SUPPLIED RECORDS
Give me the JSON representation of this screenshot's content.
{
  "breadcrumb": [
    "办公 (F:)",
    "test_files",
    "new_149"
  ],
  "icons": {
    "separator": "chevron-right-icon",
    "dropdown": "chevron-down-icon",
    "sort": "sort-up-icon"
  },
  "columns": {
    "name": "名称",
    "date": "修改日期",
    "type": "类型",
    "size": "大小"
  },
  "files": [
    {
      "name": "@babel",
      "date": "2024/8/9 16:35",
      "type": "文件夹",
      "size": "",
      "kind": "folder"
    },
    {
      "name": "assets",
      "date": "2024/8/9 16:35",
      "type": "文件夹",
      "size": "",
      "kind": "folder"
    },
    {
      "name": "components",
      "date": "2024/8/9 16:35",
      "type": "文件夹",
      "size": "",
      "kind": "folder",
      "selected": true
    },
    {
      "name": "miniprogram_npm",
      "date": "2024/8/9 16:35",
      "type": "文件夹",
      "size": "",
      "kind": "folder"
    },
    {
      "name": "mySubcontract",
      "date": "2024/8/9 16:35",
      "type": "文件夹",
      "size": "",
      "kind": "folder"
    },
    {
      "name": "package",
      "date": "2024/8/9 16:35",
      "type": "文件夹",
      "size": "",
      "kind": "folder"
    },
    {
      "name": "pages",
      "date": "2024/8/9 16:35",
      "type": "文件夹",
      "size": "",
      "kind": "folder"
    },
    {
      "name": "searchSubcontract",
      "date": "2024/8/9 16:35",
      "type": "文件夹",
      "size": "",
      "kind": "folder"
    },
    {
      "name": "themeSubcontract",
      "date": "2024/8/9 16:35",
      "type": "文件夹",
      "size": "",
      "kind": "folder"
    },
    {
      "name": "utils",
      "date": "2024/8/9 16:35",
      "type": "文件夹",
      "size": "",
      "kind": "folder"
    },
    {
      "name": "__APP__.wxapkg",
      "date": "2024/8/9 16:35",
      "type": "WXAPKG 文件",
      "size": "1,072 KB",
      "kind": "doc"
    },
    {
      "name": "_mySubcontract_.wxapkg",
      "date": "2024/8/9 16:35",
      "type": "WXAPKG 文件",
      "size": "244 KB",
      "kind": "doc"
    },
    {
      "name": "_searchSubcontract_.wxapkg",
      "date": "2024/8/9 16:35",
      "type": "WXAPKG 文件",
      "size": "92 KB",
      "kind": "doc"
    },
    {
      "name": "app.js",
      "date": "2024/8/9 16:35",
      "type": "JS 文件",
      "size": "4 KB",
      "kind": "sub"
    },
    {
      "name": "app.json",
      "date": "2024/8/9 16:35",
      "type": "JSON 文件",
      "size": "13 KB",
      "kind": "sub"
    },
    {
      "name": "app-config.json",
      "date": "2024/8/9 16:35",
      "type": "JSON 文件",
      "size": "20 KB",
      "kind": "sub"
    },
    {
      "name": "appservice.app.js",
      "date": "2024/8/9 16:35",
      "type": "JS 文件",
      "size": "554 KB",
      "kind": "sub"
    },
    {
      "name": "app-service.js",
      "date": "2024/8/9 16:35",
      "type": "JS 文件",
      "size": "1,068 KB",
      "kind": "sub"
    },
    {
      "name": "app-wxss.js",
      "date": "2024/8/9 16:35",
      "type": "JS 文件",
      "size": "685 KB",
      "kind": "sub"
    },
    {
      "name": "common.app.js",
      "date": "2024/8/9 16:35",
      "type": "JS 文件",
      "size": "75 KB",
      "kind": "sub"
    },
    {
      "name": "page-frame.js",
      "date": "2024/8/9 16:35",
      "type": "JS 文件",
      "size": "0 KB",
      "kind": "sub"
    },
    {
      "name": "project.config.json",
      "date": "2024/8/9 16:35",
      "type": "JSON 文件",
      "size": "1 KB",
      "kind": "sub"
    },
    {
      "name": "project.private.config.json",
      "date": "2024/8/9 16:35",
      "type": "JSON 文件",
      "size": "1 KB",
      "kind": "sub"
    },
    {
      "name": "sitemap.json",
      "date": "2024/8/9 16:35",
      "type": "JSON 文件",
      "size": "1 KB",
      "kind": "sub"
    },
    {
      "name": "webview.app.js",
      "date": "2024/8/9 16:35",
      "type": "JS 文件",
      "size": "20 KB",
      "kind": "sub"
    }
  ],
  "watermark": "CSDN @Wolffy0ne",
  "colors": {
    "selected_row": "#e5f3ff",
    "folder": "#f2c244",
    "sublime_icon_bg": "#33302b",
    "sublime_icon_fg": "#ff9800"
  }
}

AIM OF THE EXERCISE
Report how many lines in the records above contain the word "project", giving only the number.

SOLUTION TO THIS PROBLEM
2